Two Big Investment Stories in China
Two big China stories are taking shape as we write in the wee hours of this particular Friday morning in Beijing. Both of them say a lot about China, the United States and their positions of wealth and influence in the world.
For example, we’re not the only ones scoping out ways of investing in China this week. The premiers of Canada’s three westernmost provinces are here, too.
“We literally have what these [Asian] countries need” says the curiously named Saskatchewan premier Brad Wall, “and in biblically proportioned reserves.”
Wall’s peers from Alberta and British Columbia are here, too. Alberta, of course, is home to the tar sands…an oil reserve that’s as massive as it is difficult to produce. If oil doesn’t fetch $70-90 a barrel, the oil sands aren’t very economical.
No matter to the Chinese, who’ve struck two tar sands deals this quarter…
- The state-owned oil producer Sinopec paid $4.65 billion to buy a 9% stake in Canada’s biggest tar sands project from ConocoPhillips
- The sovereign wealth fund China Investment Corp. paid $801 million to buy 45% of a venture to produce tar sands oil.
Canada’s more than happy to open up the tar sands to China rather than the country next door. That’s partly because producing oil in the region is very carbon intensive, so the Obama administration frowns on it. But it’s also “common economic sense” for the Canadians, says Jeff Rubin, former chief economist with CIBC World Markets.

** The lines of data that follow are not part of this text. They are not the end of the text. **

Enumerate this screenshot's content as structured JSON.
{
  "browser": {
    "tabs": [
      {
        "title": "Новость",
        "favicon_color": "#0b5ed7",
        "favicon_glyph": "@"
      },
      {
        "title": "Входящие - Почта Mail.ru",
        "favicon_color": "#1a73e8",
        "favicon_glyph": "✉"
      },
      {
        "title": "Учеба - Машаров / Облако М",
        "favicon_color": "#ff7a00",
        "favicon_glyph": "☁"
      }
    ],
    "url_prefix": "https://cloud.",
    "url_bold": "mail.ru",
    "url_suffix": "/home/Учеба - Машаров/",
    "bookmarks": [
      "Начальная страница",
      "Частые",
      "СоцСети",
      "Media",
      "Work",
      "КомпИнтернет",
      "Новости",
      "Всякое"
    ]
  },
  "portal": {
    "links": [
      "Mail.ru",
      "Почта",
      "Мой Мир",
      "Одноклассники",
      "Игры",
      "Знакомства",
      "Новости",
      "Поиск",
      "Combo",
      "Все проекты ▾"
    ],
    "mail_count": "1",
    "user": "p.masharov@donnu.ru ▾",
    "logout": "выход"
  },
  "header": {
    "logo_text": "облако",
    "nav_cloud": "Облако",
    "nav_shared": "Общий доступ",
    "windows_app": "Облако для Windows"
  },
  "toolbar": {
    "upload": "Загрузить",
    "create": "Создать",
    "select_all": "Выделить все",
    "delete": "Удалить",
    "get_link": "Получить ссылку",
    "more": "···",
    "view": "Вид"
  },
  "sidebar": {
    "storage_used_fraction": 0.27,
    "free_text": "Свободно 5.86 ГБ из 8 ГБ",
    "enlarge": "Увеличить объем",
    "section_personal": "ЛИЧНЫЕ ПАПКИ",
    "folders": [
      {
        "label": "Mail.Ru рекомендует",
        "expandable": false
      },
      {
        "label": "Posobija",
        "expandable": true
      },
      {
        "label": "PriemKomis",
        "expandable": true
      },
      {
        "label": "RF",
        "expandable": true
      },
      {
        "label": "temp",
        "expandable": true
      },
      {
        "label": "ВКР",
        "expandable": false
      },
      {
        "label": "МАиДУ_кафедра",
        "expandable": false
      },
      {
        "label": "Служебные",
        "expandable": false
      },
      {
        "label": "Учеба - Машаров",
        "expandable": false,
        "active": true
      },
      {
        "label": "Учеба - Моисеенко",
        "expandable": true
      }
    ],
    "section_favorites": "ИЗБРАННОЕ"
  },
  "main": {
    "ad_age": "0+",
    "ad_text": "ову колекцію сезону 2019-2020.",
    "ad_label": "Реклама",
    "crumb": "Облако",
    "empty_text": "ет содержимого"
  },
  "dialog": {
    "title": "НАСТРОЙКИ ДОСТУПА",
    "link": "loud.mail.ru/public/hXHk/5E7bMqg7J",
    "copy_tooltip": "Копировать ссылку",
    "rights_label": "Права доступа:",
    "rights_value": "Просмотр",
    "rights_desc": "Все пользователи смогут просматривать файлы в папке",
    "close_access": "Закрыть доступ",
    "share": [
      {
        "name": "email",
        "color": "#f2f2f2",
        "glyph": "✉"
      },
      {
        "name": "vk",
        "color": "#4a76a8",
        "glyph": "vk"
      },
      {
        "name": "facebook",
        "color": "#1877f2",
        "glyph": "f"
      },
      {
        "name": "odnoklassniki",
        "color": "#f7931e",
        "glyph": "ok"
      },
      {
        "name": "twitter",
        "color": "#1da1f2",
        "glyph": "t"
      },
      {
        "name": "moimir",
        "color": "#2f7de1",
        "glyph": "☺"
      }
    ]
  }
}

“China’s oil consumption has grown from just over 2 million barrels per day in the early 1980s to an estimated 9 million barrels per day this year,” Rubin says. “And at the rate that its vehicle market is growing, the country could double its oil consumption over the next decade or so.
“By comparison…this year there were four million fewer vehicles on the road in America than there were the year before.”
It’s not just oil in play, either. The region is also flush with uranium and potash, a key ingredient in fertilizer. Chris Mayer, who’s with us in China this week, has already identified players in those sectors that can’t help but rake in money from China’s demand. Watch for his special report next week.
After the Canadians depart, the American delegation arrives. These guys are sure to impress. Secretary of State Clinton and Treasury Secretary Geithner both head to Beijing. Their agenda couldn’t be more different from the Canadians. It includes…
- Tougher sanctions against Iran for its nuclear program
- Rising tensions on the Korean Peninsula, with the South accusing the North of torpedoing a warship and killing 46 sailors
- The dollar-renminbi exchange rate.
Just for the sake of comparison: The Canucks are here to make business deals. The Yanks are here to, what, push their weight around?
By nature, we’re skeptical that politics can trump business. Clearly, we’re in the minority in our homeland.